The smiles as people left were wide. The energy was palpable. After just a couple of months of worshiping together, the people from different churches are already becoming a community.

“This is real. These people astound me,” Easley said, adding that he has been in ministry for 53 years and has never seen anything like this. Many of those present have been involved in key leadership positions at their former churches, which has been immensely helpful, he said.

Before the service, George Hill, formerly at Florence, was greeting people at the door with a big smile and a hearty welcome. He’s excited about the possibilities of The Gathering.

“We saw this as an opportunity to remain United Methodist,” he said. “It’s a great opportunity to start a new church in Northern Kentucky.”

Asked how he was doing given all that’s been going on, he acknowledged that people need time to heal. But he also said that friends whom we disagree with on some things can remain friends.

Hill said he and his wife, Barbara, were members at Florence for nine years after moving from the Dayton, Ohio, area, and church was an important part of their lives as they raised their three children, the youngest of whom is now 40. Hill said his mother-in-law only had one thing she insisted on: that the children be raised in a church.

“I think this is really a good group,” he said, adding that two of the key challenges will be to attract young people and to prioritize mission work. He is confident that they will be able to “build a really spiritual and healthy community.”

Sharyn Oliver, David Oliver’s wife, was making sure people signed in as they arrived for worship. “It’s exciting. God is really moving to put all the pieces together. It’s a strong group,” she said.

“It was very spontaneous” the way The Gathering came together less than a month after the disaffiliation vote at Florence, she said, echoing others in noting the energy and enthusiasm.

The Rev. Shannon Boaz, superintendent of the Northern Kentucky District, has worshipped with them some weeks and was there Sunday with her husband, David, and their children, Natalie, 16, and Thomas, 14.

She said that even before the disaffiliation votes, Bishop Leonard Fairley, the KY Annual Conference Appointive Cabinet and the Conference NCD team knew they would need a new faith community in Northern Kentucky, and she is grateful that Easley and Oliver were willing to help form it. The week before Palm Sunday, the district held a gathering at Vine & Branches, the Wesley Foundation at Northern Kentucky University, to plan logistics. The next week, they met for worship and drew 72 people.

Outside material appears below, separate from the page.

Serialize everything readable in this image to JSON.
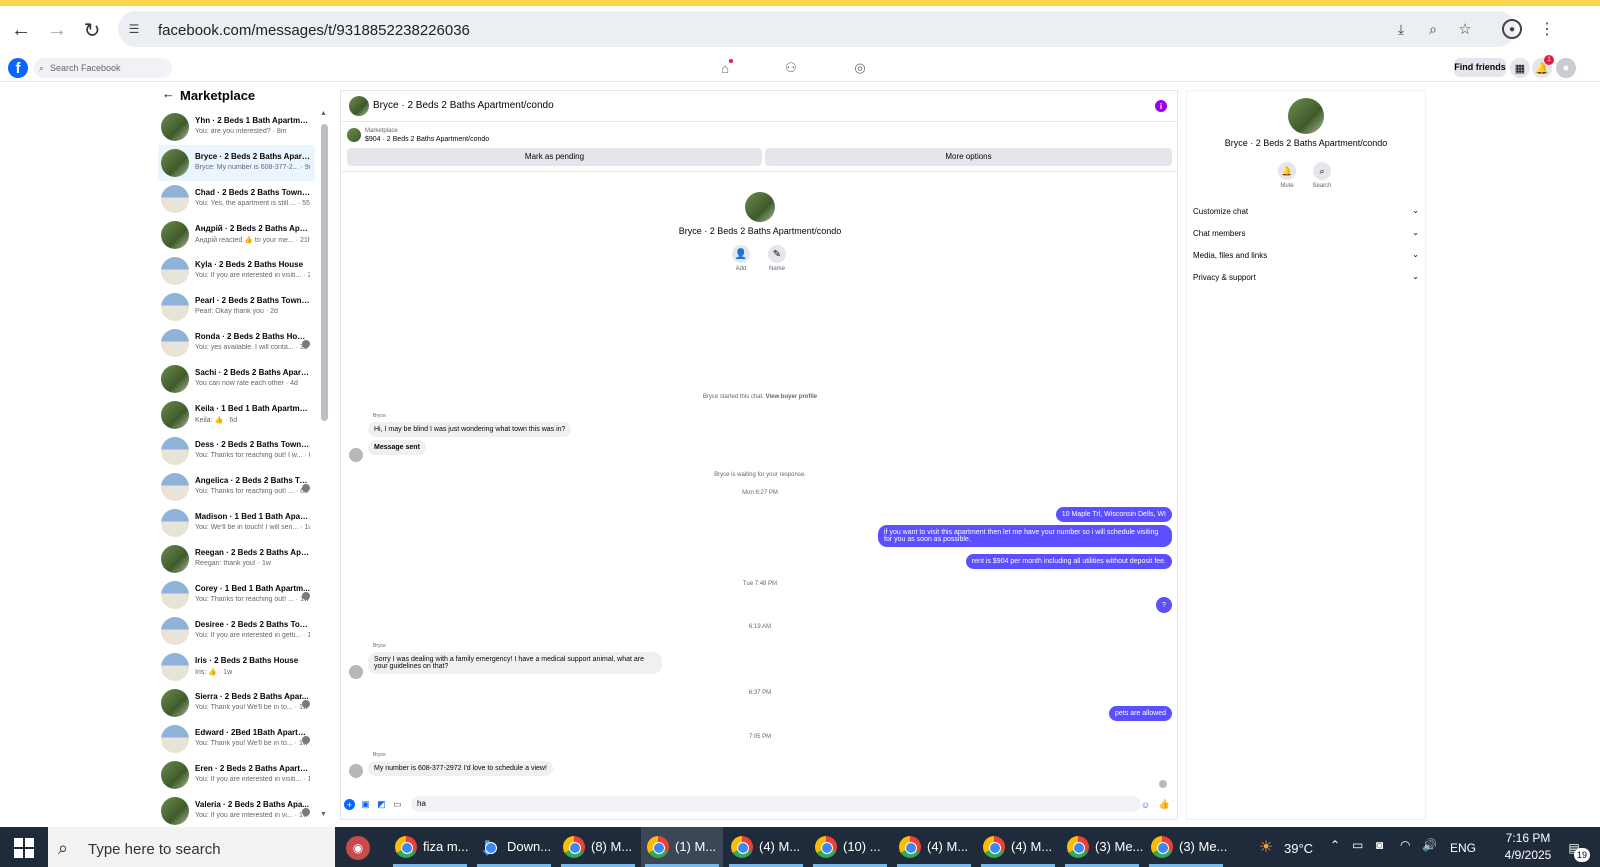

“It was not going to wait till July,” Boaz said.

Bickerton made a similar point after the service: “This is not a remnant. This is a flower that’s been planted. This is new life, new possibilities.”